◆ **WHAT THE TASK ASKS**
Examine the records and identify each line that includes the string "instagram". Copy those lines.

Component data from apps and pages

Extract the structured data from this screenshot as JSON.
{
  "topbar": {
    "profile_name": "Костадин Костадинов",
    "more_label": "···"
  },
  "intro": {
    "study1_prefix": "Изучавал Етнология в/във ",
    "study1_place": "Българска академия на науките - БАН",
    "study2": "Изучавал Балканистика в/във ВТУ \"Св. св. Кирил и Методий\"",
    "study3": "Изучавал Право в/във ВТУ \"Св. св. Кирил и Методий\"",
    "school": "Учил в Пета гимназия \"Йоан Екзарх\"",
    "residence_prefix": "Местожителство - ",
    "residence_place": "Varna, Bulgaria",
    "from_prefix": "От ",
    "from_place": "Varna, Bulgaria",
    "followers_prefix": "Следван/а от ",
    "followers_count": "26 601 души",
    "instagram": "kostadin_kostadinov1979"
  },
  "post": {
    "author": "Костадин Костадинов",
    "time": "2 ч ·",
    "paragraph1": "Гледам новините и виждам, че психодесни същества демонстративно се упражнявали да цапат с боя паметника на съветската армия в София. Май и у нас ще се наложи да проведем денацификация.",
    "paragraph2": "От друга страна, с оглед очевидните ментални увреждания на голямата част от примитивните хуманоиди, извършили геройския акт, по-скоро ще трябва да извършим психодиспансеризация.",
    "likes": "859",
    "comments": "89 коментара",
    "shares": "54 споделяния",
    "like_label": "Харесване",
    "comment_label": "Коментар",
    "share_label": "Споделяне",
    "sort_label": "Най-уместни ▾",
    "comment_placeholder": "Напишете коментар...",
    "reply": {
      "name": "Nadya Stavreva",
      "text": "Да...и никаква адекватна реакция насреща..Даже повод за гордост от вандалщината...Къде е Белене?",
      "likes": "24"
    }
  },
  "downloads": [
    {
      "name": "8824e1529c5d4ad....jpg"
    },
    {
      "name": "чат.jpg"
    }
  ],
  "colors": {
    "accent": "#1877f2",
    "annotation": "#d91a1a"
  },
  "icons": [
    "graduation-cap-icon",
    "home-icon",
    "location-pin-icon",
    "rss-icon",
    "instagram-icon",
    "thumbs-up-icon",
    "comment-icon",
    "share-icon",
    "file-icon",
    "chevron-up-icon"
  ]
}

◆ **SOLUTION FOR THIS PROBLEM**
    "instagram": "kostadin_kostadinov1979"
    "instagram-icon",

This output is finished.